RT @joe_davies78: I'm pretty sure most people that will see this already know, but still excited to share the news... https://t.co/AwbhUyDj…
Don't miss this great article from estate planning attorney Andrew Bullard on the pros and cons of Dynasty Trusts. https://t.co/YoRu19tEt3
Employment law attorney Connie Carrigan examines key takeaways for HR professionals from the #MeToo movement and di… https://t.co/8auugR4keM
Sarah Snell Cooke, editor-in-chief of Credit Union Times, posted this article covering Frank Drake‘s presentation entitled “Foreclosure Games Debtors Play, Problems With SMCRA” at the Maryland and DC Credit Union Association’s Annual Meeting in Ocean City, MD.
Debtors and their lawyers are exhibiting greater gamesmanship with current regulations affecting collections and foreclosures, Franklin Drake explained during the Maryland & D.C. Credit Union Association’s annual meeting last week.
The first thing a bankruptcy lawyer will request is the note, which credit unions typically don’t have a problem with because credit unions typically don’t sell their loans. However when it comes to the “qualified written request,” it can be a whole other ball of wax, said Drake with the Raleigh, N.C., law firm of Smith Debnam Narron Drake Saintsing and Myers.
With a QWR, a credit union must produce a comprehensive payment history of the account from “day-one, dollar-one.” When a credit union takes over another in a merger or assumes a loan, problems can occur in producing a clear and complete payment history because of problems with antiquated operating systems or other reasons.
The fine for an incomplete history is $1,000 per omission, according to Drake, and debtors are using those fines to make the back payments.
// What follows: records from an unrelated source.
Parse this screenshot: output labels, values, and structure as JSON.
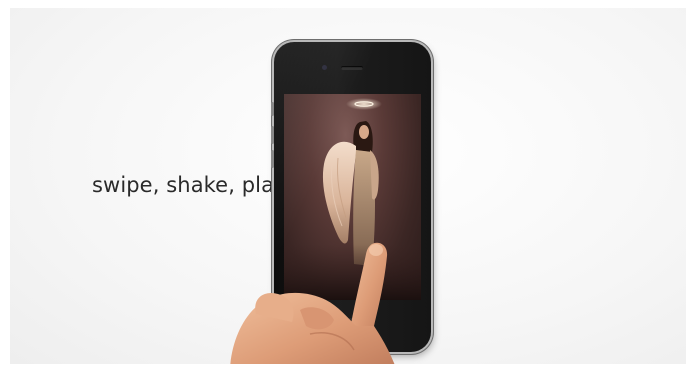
{
  "tagline": "swipe, shake, play",
  "colors": {
    "background": "#f4f4f4",
    "tagline_text": "#2a2a2a",
    "phone_body": "#151515",
    "screen_tone": "#4a302e",
    "skin": "#e3a47f"
  },
  "icons": {
    "phone": "smartphone-icon",
    "hand": "pointing-hand"
  }
}
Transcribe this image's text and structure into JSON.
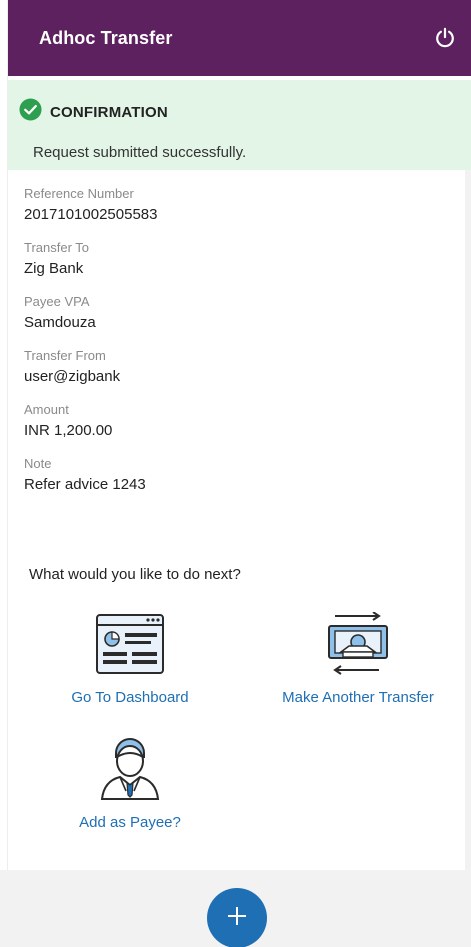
{
  "header": {
    "title": "Adhoc Transfer",
    "icon": "power-icon"
  },
  "confirmation": {
    "title": "CONFIRMATION",
    "message": "Request submitted successfully.",
    "icon": "check-circle-icon",
    "color": "#2e9e4f"
  },
  "details": [
    {
      "label": "Reference Number",
      "value": "2017101002505583"
    },
    {
      "label": "Transfer To",
      "value": "Zig Bank"
    },
    {
      "label": "Payee VPA",
      "value": "Samdouza"
    },
    {
      "label": "Transfer From",
      "value": "user@zigbank"
    },
    {
      "label": "Amount",
      "value": "INR 1,200.00"
    },
    {
      "label": "Note",
      "value": "Refer advice 1243"
    }
  ],
  "next": {
    "question": "What would you like to do next?",
    "actions": [
      {
        "label": "Go To Dashboard",
        "icon": "dashboard-icon"
      },
      {
        "label": "Make Another Transfer",
        "icon": "money-transfer-icon"
      },
      {
        "label": "Add as Payee?",
        "icon": "person-icon"
      }
    ]
  },
  "fab": {
    "icon": "plus-icon"
  },
  "colors": {
    "brand": "#5e2160",
    "accent": "#1f6fb5",
    "success_bg": "#e3f5e7"
  }
}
That problem can also spread like wildfire on listservs, he warned.
And when redactions are necessary, black it out on “20th Century treeware,” Drake advised. Some might try to do so electronically but then the boxes are stripped out in PDF’ing a file, he said.
One widespread violation in debt collection occurs under the Service Members’ Civil Relief Act. The law requires lenders to affirmatively state a debtor is or is not on active duty in the military. If they do not, they are in violation of SMCRA and, following a 2010 update, consumers can sue for this technical violation.